═══ Information shown ═══
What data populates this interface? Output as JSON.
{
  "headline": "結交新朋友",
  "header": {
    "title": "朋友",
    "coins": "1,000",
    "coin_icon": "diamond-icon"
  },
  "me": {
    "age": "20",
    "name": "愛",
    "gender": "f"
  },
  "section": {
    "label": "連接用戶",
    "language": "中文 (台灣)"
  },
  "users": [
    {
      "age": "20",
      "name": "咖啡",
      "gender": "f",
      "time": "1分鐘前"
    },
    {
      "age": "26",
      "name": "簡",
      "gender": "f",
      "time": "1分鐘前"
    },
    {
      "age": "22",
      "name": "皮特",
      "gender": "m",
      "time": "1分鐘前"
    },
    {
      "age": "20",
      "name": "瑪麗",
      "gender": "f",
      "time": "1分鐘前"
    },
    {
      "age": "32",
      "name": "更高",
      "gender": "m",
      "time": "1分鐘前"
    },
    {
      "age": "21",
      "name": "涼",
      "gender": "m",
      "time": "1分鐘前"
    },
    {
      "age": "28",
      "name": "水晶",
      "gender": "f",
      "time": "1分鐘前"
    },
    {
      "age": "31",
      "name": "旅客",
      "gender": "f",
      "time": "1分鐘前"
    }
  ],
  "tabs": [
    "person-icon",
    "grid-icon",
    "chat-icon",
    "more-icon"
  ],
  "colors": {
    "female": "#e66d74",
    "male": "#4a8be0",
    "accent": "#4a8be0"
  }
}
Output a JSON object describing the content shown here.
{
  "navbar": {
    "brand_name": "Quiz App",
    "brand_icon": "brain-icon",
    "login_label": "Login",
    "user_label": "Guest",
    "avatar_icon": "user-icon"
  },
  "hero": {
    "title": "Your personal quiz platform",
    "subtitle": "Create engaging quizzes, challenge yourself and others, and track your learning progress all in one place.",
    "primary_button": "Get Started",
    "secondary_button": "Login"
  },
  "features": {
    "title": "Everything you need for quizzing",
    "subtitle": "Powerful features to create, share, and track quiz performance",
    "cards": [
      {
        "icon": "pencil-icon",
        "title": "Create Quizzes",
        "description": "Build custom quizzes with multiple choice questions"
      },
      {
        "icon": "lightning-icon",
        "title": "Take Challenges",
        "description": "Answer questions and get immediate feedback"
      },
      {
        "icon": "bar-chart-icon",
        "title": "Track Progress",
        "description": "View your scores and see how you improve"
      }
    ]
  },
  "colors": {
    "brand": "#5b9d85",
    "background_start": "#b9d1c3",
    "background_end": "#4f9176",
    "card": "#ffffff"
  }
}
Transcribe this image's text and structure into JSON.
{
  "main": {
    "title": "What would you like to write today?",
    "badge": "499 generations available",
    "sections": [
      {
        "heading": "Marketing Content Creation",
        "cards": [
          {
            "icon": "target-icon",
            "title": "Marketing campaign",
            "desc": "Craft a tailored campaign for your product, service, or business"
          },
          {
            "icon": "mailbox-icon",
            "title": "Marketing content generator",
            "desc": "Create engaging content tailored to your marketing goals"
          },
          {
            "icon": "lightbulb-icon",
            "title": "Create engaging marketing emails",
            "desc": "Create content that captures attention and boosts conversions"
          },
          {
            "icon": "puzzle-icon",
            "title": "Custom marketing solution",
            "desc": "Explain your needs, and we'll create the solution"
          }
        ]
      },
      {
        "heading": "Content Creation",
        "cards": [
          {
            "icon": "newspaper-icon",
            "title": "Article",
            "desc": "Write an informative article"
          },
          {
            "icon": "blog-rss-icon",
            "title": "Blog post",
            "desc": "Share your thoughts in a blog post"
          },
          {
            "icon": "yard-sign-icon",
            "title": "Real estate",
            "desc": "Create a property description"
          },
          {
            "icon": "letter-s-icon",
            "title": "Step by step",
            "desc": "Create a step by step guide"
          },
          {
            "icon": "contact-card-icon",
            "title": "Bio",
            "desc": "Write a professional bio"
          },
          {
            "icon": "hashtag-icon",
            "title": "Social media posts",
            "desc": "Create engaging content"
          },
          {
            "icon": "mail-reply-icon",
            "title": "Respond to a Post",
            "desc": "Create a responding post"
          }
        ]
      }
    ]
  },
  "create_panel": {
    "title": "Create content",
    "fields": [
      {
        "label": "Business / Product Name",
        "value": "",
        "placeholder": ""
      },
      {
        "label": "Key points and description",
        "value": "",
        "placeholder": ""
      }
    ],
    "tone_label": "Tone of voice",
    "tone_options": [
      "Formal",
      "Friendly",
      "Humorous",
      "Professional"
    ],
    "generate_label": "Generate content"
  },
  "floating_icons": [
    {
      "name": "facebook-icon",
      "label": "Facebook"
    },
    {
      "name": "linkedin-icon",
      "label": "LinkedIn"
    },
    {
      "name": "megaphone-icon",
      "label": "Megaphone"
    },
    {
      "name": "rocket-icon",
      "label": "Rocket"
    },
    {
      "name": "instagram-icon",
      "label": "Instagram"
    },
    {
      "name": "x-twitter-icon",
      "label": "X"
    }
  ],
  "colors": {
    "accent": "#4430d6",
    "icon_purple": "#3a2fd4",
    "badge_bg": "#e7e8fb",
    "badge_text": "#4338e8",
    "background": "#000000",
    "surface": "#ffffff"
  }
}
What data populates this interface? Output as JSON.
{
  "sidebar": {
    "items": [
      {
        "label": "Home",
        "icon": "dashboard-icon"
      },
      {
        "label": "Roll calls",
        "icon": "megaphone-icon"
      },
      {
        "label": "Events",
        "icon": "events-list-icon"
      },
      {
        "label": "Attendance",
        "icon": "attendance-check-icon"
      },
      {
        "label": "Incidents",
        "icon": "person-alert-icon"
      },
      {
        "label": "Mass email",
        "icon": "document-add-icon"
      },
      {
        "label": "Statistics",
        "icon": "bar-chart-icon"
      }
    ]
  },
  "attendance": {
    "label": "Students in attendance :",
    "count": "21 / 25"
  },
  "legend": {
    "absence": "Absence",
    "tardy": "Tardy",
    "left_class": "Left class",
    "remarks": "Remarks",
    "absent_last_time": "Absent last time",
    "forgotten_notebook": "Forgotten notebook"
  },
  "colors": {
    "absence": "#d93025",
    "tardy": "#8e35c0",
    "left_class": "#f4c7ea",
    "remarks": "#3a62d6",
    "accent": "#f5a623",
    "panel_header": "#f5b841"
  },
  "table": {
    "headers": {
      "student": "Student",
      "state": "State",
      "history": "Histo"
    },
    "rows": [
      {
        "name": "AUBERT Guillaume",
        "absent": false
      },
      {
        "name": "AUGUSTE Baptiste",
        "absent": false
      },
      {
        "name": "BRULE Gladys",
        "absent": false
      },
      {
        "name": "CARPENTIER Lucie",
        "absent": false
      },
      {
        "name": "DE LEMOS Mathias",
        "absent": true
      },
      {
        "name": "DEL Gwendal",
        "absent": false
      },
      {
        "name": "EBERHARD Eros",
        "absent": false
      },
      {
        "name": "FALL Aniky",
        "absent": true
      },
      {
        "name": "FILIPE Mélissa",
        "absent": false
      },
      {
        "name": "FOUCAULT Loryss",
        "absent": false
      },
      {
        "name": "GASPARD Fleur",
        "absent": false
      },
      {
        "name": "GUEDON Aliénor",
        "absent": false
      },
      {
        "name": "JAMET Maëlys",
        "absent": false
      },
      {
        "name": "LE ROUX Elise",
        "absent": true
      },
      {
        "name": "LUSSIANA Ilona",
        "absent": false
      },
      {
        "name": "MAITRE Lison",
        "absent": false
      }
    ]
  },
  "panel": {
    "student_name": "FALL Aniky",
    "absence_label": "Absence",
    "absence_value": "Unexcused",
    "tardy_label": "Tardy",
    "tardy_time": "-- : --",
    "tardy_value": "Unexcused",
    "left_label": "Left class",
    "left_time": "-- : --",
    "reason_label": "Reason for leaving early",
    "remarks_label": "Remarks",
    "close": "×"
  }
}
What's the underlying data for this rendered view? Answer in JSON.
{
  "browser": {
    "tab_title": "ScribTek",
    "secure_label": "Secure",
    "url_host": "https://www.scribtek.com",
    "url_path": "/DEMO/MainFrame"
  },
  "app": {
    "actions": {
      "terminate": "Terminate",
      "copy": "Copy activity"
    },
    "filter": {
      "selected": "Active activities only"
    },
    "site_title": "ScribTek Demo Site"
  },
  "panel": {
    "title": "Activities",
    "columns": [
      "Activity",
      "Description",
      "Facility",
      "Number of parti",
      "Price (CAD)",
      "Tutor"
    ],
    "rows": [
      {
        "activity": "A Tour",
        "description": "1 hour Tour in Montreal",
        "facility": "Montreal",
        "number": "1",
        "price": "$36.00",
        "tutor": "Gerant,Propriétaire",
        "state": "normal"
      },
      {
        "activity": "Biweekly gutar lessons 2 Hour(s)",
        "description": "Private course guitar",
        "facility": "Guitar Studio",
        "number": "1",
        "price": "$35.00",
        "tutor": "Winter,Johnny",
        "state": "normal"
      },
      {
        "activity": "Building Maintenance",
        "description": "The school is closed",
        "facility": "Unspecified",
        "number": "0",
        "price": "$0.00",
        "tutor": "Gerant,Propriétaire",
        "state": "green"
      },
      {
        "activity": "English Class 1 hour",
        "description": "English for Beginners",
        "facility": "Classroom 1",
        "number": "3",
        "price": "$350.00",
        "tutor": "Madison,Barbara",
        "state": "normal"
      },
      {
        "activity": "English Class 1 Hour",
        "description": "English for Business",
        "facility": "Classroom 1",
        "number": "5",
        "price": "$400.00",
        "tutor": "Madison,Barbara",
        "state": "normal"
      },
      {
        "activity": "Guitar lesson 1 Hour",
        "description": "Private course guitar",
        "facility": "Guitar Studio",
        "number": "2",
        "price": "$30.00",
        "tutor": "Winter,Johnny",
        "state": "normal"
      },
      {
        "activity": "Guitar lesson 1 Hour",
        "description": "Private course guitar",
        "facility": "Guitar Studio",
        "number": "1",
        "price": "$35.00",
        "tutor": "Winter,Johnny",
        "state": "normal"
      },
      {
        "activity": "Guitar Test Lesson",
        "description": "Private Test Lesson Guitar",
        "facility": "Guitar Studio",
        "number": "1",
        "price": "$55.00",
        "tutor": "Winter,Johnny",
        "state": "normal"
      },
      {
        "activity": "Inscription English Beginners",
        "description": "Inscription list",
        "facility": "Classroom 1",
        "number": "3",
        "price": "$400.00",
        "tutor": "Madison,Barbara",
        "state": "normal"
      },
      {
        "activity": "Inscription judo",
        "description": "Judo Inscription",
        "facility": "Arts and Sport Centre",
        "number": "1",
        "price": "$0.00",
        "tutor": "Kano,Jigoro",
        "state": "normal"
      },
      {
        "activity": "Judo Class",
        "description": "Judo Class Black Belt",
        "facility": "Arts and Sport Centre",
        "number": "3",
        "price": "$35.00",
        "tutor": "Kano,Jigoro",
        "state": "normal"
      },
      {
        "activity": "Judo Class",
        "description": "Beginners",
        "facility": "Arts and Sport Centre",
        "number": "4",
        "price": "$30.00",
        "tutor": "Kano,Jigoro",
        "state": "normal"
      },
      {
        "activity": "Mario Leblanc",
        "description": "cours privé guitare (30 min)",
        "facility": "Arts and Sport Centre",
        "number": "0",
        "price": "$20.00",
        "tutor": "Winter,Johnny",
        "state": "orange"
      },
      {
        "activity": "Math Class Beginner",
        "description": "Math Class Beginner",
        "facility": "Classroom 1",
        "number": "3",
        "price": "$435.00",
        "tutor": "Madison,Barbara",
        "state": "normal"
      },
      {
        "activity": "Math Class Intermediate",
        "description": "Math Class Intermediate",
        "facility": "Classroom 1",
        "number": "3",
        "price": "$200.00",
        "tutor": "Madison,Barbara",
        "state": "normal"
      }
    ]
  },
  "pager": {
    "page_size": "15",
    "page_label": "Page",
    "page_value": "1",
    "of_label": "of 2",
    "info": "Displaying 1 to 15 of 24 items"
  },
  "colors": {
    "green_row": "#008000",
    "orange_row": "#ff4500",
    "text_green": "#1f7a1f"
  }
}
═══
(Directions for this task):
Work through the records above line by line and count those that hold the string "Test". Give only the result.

(Written reply):
2